A verbatim copy of the full data, with no pictures, is the expected answer.

◆ ◆ ◆ ◆ ◆

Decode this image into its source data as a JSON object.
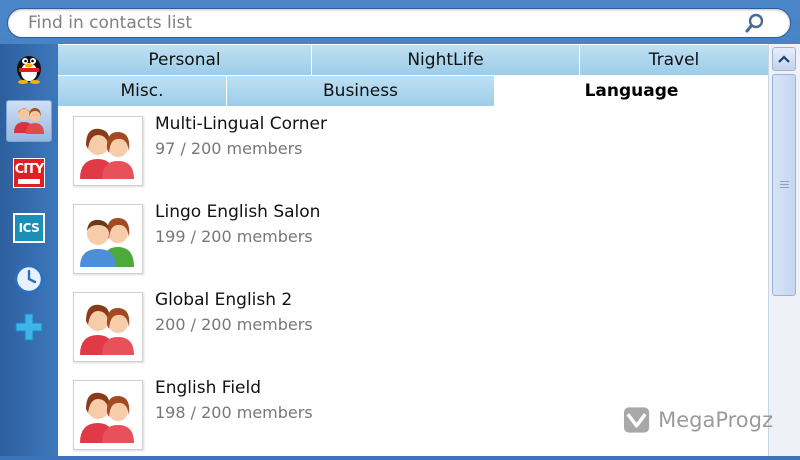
{
  "search": {
    "placeholder": "Find in contacts list",
    "value": ""
  },
  "rail": {
    "items": [
      {
        "icon": "penguin-icon",
        "active": false
      },
      {
        "icon": "contacts-group-icon",
        "active": true
      },
      {
        "icon": "city-icon",
        "label": "CITY",
        "active": false
      },
      {
        "icon": "ics-icon",
        "label": "ICS",
        "active": false
      },
      {
        "icon": "clock-icon",
        "active": false
      },
      {
        "icon": "add-icon",
        "active": false
      }
    ]
  },
  "tabs": {
    "row1": [
      {
        "label": "Personal"
      },
      {
        "label": "NightLife"
      },
      {
        "label": "Travel"
      }
    ],
    "row2": [
      {
        "label": "Misc."
      },
      {
        "label": "Business"
      },
      {
        "label": "Language",
        "active": true
      }
    ]
  },
  "groups": [
    {
      "name": "Multi-Lingual Corner",
      "members": "97 / 200 members",
      "avatar": "two-women"
    },
    {
      "name": "Lingo English Salon",
      "members": "199 / 200 members",
      "avatar": "man-woman"
    },
    {
      "name": "Global English 2",
      "members": "200 / 200 members",
      "avatar": "two-women"
    },
    {
      "name": "English Field",
      "members": "198 / 200 members",
      "avatar": "two-women"
    }
  ],
  "watermark": {
    "text": "MegaProgz"
  },
  "colors": {
    "tab_bg": "#9ccde9",
    "active_tab": "#ffffff",
    "frame": "#3b74b8"
  }
}
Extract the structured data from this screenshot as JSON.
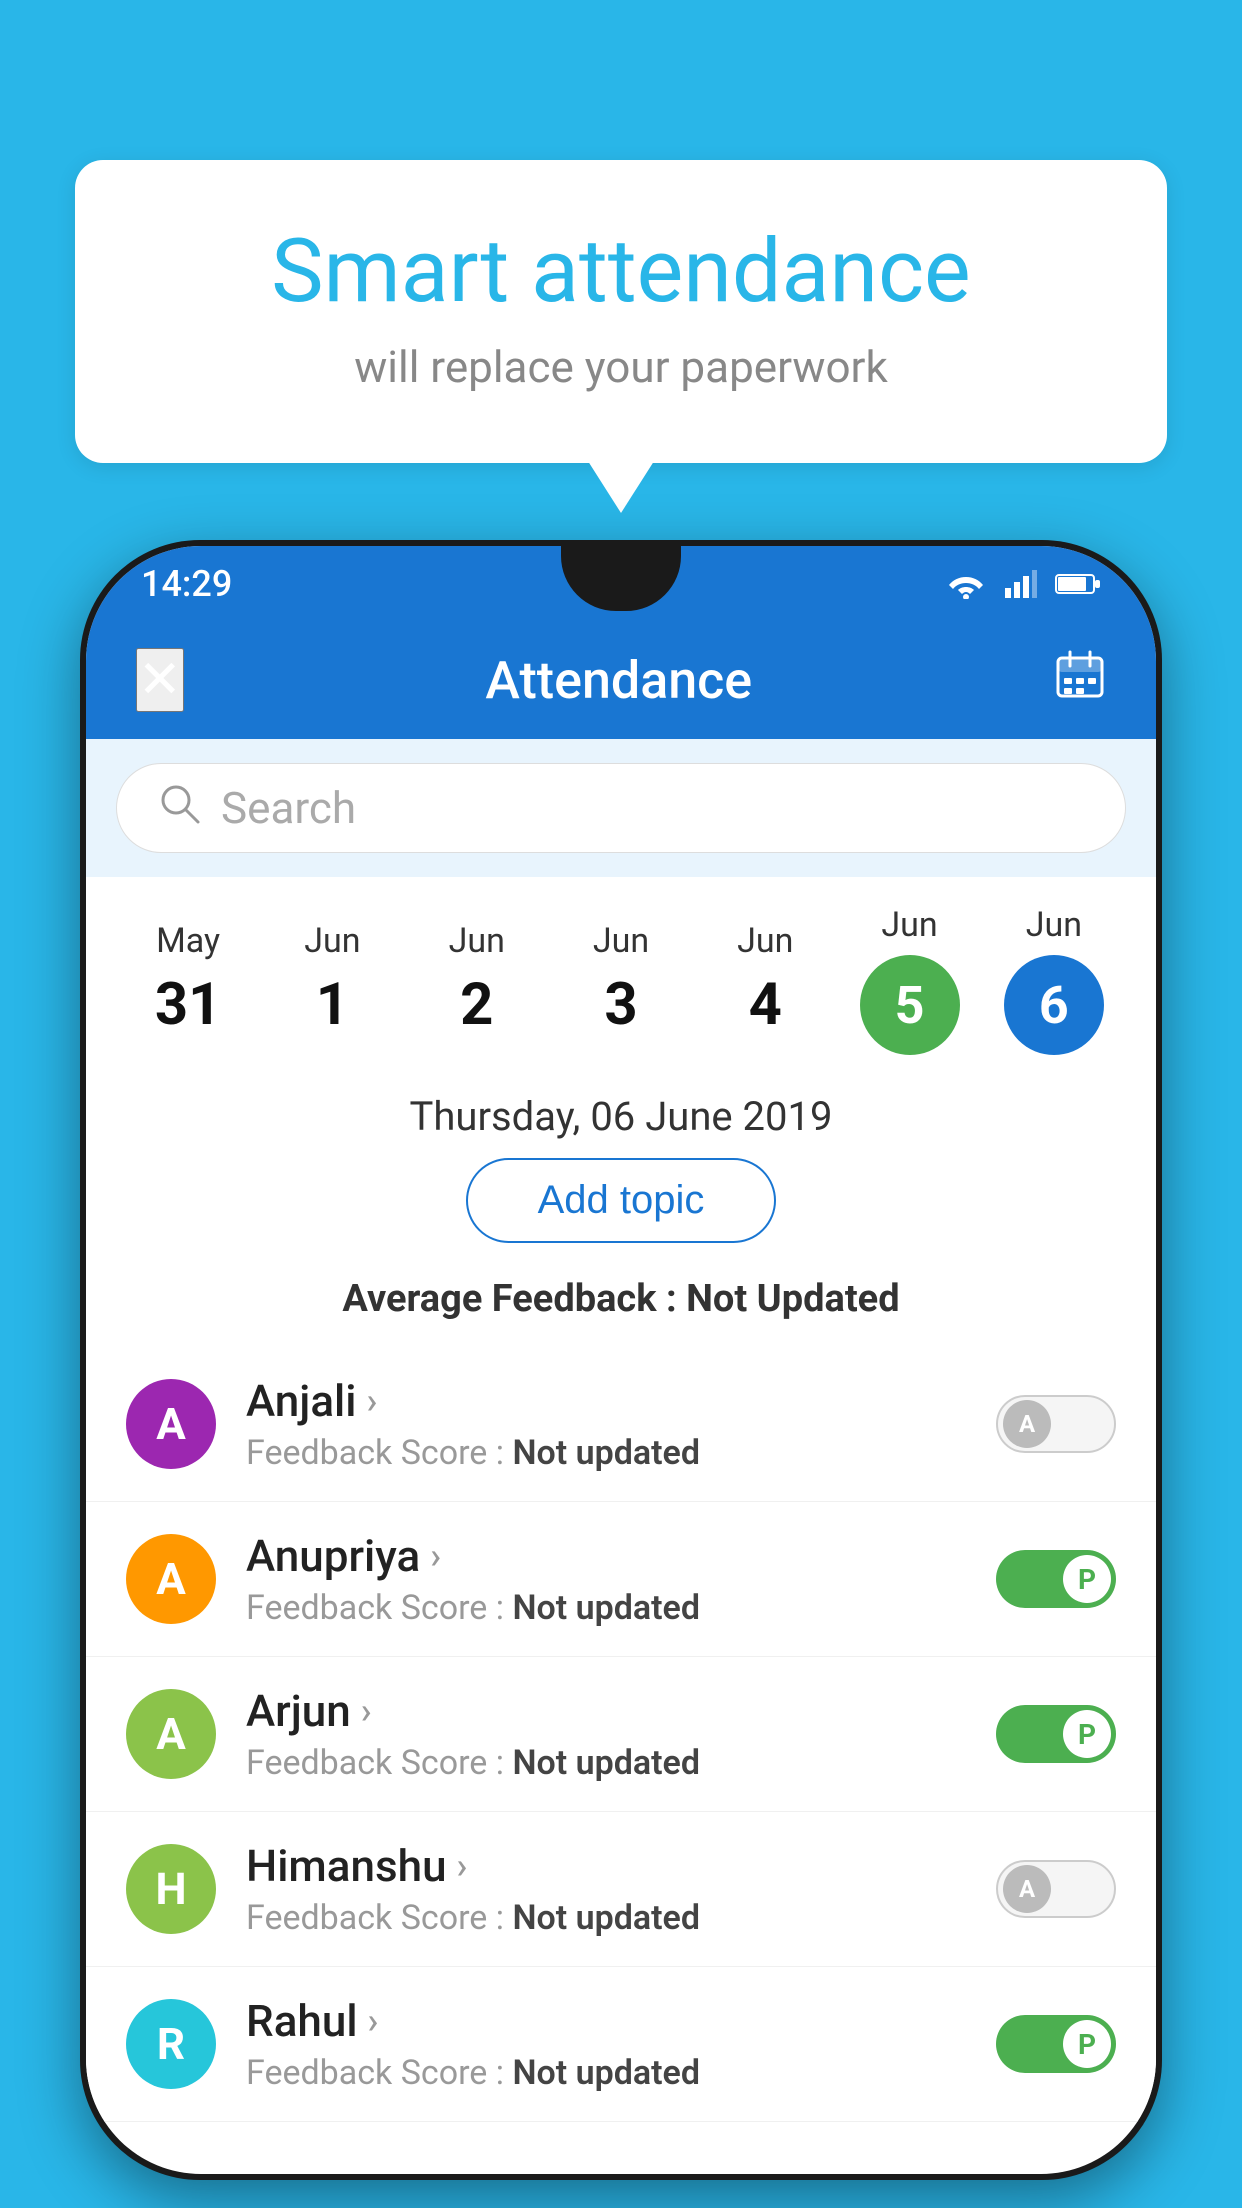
{
  "app": {
    "background_color": "#29b6e8"
  },
  "speech_bubble": {
    "title": "Smart attendance",
    "subtitle": "will replace your paperwork"
  },
  "status_bar": {
    "time": "14:29"
  },
  "header": {
    "title": "Attendance",
    "close_label": "✕",
    "calendar_icon": "📅"
  },
  "search": {
    "placeholder": "Search"
  },
  "date_strip": {
    "dates": [
      {
        "month": "May",
        "day": "31",
        "selected": false
      },
      {
        "month": "Jun",
        "day": "1",
        "selected": false
      },
      {
        "month": "Jun",
        "day": "2",
        "selected": false
      },
      {
        "month": "Jun",
        "day": "3",
        "selected": false
      },
      {
        "month": "Jun",
        "day": "4",
        "selected": false
      },
      {
        "month": "Jun",
        "day": "5",
        "selected": "green"
      },
      {
        "month": "Jun",
        "day": "6",
        "selected": "blue"
      }
    ]
  },
  "selected_date_text": "Thursday, 06 June 2019",
  "add_topic_label": "Add topic",
  "avg_feedback_label": "Average Feedback :",
  "avg_feedback_value": "Not Updated",
  "students": [
    {
      "name": "Anjali",
      "avatar_letter": "A",
      "avatar_color": "#9c27b0",
      "feedback_label": "Feedback Score :",
      "feedback_value": "Not updated",
      "toggle_state": "off",
      "toggle_letter": "A"
    },
    {
      "name": "Anupriya",
      "avatar_letter": "A",
      "avatar_color": "#ff9800",
      "feedback_label": "Feedback Score :",
      "feedback_value": "Not updated",
      "toggle_state": "on",
      "toggle_letter": "P"
    },
    {
      "name": "Arjun",
      "avatar_letter": "A",
      "avatar_color": "#8bc34a",
      "feedback_label": "Feedback Score :",
      "feedback_value": "Not updated",
      "toggle_state": "on",
      "toggle_letter": "P"
    },
    {
      "name": "Himanshu",
      "avatar_letter": "H",
      "avatar_color": "#8bc34a",
      "feedback_label": "Feedback Score :",
      "feedback_value": "Not updated",
      "toggle_state": "off",
      "toggle_letter": "A"
    },
    {
      "name": "Rahul",
      "avatar_letter": "R",
      "avatar_color": "#26c6da",
      "feedback_label": "Feedback Score :",
      "feedback_value": "Not updated",
      "toggle_state": "on",
      "toggle_letter": "P"
    }
  ]
}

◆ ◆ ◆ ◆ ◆

## Exercise result
Decode this image into its source data as a JSON object.
{
  "search": {
    "placeholder": "Find in contacts list",
    "value": ""
  },
  "rail": {
    "items": [
      {
        "icon": "penguin-icon",
        "active": false
      },
      {
        "icon": "contacts-group-icon",
        "active": true
      },
      {
        "icon": "city-icon",
        "label": "CITY",
        "active": false
      },
      {
        "icon": "ics-icon",
        "label": "ICS",
        "active": false
      },
      {
        "icon": "clock-icon",
        "active": false
      },
      {
        "icon": "add-icon",
        "active": false
      }
    ]
  },
  "tabs": {
    "row1": [
      {
        "label": "Personal"
      },
      {
        "label": "NightLife"
      },
      {
        "label": "Travel"
      }
    ],
    "row2": [
      {
        "label": "Misc."
      },
      {
        "label": "Business"
      },
      {
        "label": "Language",
        "active": true
      }
    ]
  },
  "groups": [
    {
      "name": "Multi-Lingual Corner",
      "members": "97 / 200 members",
      "avatar": "two-women"
    },
    {
      "name": "Lingo English Salon",
      "members": "199 / 200 members",
      "avatar": "man-woman"
    },
    {
      "name": "Global English 2",
      "members": "200 / 200 members",
      "avatar": "two-women"
    },
    {
      "name": "English Field",
      "members": "198 / 200 members",
      "avatar": "two-women"
    }
  ],
  "watermark": {
    "text": "MegaProgz"
  },
  "colors": {
    "tab_bg": "#9ccde9",
    "active_tab": "#ffffff",
    "frame": "#3b74b8"
  }
}
Extract the structured data from this screenshot as JSON.
{
  "app": {
    "background_color": "#29b6e8"
  },
  "speech_bubble": {
    "title": "Smart attendance",
    "subtitle": "will replace your paperwork"
  },
  "status_bar": {
    "time": "14:29"
  },
  "header": {
    "title": "Attendance",
    "close_label": "✕",
    "calendar_icon": "📅"
  },
  "search": {
    "placeholder": "Search"
  },
  "date_strip": {
    "dates": [
      {
        "month": "May",
        "day": "31",
        "selected": false
      },
      {
        "month": "Jun",
        "day": "1",
        "selected": false
      },
      {
        "month": "Jun",
        "day": "2",
        "selected": false
      },
      {
        "month": "Jun",
        "day": "3",
        "selected": false
      },
      {
        "month": "Jun",
        "day": "4",
        "selected": false
      },
      {
        "month": "Jun",
        "day": "5",
        "selected": "green"
      },
      {
        "month": "Jun",
        "day": "6",
        "selected": "blue"
      }
    ]
  },
  "selected_date_text": "Thursday, 06 June 2019",
  "add_topic_label": "Add topic",
  "avg_feedback_label": "Average Feedback :",
  "avg_feedback_value": "Not Updated",
  "students": [
    {
      "name": "Anjali",
      "avatar_letter": "A",
      "avatar_color": "#9c27b0",
      "feedback_label": "Feedback Score :",
      "feedback_value": "Not updated",
      "toggle_state": "off",
      "toggle_letter": "A"
    },
    {
      "name": "Anupriya",
      "avatar_letter": "A",
      "avatar_color": "#ff9800",
      "feedback_label": "Feedback Score :",
      "feedback_value": "Not updated",
      "toggle_state": "on",
      "toggle_letter": "P"
    },
    {
      "name": "Arjun",
      "avatar_letter": "A",
      "avatar_color": "#8bc34a",
      "feedback_label": "Feedback Score :",
      "feedback_value": "Not updated",
      "toggle_state": "on",
      "toggle_letter": "P"
    },
    {
      "name": "Himanshu",
      "avatar_letter": "H",
      "avatar_color": "#8bc34a",
      "feedback_label": "Feedback Score :",
      "feedback_value": "Not updated",
      "toggle_state": "off",
      "toggle_letter": "A"
    },
    {
      "name": "Rahul",
      "avatar_letter": "R",
      "avatar_color": "#26c6da",
      "feedback_label": "Feedback Score :",
      "feedback_value": "Not updated",
      "toggle_state": "on",
      "toggle_letter": "P"
    }
  ]
}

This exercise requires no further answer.